___ Supplied material ___
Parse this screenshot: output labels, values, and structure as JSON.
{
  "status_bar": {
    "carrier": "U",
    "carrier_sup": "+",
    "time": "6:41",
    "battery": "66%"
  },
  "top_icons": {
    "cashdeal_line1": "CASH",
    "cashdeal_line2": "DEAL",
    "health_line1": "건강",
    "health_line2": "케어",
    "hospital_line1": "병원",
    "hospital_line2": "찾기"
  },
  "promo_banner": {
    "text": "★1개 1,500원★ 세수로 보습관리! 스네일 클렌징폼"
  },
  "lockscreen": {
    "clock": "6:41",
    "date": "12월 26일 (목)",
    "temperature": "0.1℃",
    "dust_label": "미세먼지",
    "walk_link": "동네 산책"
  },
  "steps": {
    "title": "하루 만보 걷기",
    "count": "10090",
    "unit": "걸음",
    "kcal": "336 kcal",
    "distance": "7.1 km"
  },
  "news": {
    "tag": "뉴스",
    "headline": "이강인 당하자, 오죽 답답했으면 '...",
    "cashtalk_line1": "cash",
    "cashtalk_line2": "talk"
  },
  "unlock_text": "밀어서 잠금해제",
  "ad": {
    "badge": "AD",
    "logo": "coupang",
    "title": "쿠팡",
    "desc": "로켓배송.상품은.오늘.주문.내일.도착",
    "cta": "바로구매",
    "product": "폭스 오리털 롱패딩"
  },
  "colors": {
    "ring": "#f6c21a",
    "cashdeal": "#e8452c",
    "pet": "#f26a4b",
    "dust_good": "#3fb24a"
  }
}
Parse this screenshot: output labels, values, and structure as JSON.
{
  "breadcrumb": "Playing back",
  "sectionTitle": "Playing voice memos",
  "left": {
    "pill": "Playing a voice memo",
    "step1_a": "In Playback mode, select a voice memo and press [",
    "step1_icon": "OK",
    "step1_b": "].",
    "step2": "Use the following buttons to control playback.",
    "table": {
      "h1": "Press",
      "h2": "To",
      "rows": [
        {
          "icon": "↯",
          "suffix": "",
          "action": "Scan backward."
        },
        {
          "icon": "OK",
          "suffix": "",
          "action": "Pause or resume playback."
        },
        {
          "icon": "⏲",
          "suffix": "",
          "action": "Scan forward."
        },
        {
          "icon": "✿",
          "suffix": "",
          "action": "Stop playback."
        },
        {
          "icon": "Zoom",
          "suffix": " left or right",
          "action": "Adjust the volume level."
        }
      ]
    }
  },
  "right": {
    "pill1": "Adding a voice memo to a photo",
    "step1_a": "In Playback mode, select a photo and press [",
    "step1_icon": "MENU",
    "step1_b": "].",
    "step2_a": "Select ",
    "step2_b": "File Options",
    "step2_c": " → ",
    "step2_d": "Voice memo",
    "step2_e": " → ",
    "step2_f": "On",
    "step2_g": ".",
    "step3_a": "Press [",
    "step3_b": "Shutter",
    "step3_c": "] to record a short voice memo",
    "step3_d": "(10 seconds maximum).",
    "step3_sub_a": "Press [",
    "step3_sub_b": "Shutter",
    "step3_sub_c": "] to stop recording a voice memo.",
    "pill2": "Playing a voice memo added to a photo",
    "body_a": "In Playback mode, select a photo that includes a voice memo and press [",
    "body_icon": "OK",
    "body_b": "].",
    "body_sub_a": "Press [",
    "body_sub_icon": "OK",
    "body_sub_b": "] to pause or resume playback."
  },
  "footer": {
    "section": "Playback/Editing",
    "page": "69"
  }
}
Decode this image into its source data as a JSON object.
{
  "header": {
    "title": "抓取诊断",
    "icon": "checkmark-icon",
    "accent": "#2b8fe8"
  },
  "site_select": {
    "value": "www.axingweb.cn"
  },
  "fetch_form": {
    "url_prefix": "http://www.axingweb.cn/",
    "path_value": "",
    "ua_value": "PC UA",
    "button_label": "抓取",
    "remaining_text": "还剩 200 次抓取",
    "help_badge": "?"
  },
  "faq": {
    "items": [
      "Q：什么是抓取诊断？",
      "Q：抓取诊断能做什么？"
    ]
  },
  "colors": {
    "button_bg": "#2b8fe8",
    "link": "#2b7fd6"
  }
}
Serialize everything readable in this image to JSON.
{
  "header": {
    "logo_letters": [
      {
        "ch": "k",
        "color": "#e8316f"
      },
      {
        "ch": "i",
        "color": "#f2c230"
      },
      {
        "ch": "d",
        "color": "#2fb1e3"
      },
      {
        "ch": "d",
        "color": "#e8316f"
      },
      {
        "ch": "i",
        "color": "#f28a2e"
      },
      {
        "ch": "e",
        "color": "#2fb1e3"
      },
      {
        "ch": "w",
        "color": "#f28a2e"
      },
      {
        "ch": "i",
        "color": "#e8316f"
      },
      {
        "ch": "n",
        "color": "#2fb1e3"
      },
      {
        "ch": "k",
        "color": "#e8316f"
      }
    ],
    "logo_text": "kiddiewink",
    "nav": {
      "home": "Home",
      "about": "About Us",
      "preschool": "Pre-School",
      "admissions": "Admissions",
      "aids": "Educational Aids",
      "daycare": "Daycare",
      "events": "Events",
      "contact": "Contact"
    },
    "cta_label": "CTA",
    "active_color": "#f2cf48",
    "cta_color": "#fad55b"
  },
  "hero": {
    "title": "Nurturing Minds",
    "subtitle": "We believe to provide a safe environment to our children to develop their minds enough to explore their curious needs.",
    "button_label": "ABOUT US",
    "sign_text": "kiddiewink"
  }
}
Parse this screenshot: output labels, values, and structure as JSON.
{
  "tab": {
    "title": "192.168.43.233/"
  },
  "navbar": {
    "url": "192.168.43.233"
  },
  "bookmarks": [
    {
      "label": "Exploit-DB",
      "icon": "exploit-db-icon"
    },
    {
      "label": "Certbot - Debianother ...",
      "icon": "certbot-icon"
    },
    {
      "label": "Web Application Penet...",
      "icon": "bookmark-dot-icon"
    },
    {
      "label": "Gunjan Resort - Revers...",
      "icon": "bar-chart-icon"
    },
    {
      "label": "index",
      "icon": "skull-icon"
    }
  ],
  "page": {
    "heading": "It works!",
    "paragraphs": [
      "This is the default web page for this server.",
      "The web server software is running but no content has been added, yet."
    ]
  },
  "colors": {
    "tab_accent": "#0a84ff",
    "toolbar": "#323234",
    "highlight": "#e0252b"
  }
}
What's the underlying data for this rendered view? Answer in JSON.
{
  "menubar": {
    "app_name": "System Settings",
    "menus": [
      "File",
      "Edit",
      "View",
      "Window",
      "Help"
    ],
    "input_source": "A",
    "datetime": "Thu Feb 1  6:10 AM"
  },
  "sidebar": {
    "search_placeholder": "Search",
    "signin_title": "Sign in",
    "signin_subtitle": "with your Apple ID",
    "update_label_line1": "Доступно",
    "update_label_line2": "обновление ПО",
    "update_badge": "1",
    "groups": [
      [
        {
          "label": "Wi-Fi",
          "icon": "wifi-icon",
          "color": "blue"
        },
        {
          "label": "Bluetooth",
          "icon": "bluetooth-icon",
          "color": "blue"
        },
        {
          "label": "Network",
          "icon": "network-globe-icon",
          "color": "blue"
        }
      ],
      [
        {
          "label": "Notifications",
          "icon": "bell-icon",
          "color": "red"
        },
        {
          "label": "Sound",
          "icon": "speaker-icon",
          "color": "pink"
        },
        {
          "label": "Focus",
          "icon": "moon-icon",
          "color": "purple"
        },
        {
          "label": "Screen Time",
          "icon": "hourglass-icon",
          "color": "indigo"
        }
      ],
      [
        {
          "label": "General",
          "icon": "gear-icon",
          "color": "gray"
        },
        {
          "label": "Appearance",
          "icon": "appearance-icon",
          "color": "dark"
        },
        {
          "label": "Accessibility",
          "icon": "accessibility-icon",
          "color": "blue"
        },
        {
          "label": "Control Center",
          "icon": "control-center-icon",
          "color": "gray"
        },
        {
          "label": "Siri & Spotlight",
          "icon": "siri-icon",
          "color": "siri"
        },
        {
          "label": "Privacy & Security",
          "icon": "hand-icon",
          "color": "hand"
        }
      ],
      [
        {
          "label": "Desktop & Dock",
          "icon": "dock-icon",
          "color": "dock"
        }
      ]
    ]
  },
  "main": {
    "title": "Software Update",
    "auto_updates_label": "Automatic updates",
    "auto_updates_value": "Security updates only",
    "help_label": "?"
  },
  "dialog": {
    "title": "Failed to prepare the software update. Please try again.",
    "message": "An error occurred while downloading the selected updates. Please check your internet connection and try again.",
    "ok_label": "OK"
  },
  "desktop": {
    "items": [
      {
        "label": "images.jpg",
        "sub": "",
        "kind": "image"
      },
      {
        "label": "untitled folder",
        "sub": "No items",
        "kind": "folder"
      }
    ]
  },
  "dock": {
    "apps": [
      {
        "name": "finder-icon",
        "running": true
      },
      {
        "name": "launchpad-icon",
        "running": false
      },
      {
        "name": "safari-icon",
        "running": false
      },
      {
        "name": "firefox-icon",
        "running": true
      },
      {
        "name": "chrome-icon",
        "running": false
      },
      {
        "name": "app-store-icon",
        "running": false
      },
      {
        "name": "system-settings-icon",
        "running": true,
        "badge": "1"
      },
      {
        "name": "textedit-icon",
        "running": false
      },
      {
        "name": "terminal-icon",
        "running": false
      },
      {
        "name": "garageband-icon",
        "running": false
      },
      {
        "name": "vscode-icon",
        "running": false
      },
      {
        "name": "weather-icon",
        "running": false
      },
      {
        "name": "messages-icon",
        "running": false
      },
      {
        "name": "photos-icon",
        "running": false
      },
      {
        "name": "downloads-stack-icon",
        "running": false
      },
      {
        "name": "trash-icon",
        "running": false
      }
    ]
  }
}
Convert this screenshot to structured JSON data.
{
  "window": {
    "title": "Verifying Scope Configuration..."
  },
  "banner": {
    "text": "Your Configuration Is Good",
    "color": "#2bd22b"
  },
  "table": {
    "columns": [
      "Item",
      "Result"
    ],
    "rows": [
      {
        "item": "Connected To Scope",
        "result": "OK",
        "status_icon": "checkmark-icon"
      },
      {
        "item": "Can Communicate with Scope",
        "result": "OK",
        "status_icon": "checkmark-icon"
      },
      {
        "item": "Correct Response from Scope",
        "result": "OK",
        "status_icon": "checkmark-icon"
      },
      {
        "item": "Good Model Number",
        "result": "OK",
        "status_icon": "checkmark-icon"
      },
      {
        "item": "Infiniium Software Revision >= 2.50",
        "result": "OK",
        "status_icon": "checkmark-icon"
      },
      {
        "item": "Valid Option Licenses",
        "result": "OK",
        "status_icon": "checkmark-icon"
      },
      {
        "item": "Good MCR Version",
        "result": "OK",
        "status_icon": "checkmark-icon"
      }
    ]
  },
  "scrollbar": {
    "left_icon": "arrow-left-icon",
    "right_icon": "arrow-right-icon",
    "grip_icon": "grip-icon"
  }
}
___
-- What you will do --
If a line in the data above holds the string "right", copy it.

-- Exercise output --
          "suffix": " left or right",
  "right": {
    "right_icon": "arrow-right-icon",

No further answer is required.